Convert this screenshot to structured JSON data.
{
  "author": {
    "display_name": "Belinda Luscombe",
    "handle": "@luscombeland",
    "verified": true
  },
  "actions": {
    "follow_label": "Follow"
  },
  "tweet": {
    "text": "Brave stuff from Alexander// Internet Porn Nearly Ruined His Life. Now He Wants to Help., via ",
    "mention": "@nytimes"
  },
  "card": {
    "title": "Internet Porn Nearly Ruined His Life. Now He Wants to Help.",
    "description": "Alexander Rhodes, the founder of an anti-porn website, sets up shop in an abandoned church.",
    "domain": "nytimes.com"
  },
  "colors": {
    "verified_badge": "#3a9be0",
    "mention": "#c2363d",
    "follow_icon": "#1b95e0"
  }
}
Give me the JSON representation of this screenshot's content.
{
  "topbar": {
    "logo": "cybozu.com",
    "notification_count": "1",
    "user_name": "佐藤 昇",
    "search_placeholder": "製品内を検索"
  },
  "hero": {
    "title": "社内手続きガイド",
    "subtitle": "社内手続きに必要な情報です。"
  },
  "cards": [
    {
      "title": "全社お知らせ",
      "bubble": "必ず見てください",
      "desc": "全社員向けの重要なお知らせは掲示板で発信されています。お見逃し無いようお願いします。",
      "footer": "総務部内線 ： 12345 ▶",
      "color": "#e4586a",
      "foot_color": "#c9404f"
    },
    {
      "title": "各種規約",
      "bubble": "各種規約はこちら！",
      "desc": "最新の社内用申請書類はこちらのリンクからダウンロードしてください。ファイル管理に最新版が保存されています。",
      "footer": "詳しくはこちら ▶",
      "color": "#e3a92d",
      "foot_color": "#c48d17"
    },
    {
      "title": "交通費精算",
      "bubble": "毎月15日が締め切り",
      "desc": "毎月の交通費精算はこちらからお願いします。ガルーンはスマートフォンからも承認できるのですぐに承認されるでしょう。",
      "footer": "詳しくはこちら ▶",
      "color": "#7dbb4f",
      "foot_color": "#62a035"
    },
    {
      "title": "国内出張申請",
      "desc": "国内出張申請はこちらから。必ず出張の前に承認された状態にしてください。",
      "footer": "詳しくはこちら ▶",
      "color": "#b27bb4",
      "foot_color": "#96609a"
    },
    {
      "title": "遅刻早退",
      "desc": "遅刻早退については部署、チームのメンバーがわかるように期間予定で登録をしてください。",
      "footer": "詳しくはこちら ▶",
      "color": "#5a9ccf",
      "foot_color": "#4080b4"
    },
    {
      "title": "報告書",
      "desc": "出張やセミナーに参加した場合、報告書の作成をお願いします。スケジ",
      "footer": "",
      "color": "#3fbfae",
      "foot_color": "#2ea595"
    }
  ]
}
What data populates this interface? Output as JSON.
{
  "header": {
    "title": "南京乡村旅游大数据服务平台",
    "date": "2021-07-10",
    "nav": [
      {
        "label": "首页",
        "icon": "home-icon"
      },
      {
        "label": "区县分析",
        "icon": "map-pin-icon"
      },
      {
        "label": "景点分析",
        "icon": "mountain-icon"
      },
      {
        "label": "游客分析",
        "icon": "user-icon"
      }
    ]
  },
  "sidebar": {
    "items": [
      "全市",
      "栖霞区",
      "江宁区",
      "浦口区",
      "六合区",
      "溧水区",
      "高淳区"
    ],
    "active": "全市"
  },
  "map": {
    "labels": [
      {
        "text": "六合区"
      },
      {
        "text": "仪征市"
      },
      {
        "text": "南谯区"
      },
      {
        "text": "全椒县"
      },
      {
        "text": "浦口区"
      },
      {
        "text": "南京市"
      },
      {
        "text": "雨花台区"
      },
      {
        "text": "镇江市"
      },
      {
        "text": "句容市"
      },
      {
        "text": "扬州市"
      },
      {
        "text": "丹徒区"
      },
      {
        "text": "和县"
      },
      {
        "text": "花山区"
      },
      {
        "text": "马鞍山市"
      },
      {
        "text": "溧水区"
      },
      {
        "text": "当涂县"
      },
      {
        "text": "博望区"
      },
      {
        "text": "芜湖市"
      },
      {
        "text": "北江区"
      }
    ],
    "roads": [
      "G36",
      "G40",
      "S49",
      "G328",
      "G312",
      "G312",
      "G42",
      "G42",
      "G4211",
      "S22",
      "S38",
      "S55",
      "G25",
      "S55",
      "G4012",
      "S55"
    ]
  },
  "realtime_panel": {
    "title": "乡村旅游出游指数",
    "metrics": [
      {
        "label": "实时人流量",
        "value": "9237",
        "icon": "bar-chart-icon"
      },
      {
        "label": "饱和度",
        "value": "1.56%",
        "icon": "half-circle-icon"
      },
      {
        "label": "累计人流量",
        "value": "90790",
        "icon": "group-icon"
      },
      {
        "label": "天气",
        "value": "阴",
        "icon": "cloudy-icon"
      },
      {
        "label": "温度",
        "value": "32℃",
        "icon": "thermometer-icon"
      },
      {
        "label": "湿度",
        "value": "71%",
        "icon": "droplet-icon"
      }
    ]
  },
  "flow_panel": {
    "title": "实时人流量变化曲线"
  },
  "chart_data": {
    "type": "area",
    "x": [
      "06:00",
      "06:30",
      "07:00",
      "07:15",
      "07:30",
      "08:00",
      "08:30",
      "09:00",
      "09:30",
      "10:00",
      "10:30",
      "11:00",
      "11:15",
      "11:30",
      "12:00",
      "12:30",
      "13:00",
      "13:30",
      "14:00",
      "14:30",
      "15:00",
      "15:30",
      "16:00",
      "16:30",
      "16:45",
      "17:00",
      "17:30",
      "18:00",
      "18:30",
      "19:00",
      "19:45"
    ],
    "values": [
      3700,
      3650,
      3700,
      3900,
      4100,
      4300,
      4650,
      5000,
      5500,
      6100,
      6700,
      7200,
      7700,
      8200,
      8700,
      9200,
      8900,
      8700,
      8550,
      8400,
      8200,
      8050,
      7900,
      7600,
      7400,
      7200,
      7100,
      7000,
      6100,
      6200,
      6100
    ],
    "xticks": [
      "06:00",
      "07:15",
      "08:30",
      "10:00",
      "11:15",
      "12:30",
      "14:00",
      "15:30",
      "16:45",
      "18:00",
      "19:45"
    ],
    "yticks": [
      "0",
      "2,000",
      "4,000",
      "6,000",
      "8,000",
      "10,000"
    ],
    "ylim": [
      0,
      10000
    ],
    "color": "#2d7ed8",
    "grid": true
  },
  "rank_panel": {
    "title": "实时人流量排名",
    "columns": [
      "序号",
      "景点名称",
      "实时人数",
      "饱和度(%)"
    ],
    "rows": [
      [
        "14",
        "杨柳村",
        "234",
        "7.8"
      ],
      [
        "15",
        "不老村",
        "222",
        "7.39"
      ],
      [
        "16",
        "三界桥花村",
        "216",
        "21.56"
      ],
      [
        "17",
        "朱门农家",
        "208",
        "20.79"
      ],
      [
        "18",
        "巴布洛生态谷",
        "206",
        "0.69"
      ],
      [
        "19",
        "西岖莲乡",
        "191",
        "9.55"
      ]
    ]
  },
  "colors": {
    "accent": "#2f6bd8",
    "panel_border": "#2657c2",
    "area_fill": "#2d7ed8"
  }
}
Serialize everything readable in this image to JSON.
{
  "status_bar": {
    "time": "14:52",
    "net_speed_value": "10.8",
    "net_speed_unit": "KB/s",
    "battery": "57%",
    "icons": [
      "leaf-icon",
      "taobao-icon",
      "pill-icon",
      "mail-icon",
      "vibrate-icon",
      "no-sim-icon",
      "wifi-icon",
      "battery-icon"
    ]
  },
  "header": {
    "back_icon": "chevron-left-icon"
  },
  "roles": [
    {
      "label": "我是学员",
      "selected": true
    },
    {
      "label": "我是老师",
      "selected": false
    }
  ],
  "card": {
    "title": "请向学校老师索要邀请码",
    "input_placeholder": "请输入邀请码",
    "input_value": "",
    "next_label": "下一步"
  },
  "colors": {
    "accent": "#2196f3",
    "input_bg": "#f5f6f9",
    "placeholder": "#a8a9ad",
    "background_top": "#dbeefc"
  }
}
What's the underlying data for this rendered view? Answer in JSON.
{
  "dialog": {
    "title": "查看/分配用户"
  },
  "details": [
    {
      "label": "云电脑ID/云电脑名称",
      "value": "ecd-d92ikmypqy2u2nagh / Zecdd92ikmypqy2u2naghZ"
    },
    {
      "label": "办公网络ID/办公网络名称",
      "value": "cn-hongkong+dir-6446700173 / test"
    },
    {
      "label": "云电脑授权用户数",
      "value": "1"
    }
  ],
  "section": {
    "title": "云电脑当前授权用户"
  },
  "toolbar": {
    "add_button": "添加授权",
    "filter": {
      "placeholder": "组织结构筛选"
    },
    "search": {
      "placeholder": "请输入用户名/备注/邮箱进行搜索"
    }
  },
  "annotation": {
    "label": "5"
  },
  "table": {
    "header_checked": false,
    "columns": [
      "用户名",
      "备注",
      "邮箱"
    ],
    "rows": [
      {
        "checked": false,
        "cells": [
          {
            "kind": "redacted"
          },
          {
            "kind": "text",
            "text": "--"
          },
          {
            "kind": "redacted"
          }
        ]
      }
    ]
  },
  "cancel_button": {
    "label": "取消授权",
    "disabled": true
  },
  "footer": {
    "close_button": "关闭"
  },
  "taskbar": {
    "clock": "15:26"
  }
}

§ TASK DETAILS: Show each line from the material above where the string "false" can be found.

§ ANSWER AREA:
      "selected": false
    "header_checked": false,
        "checked": false,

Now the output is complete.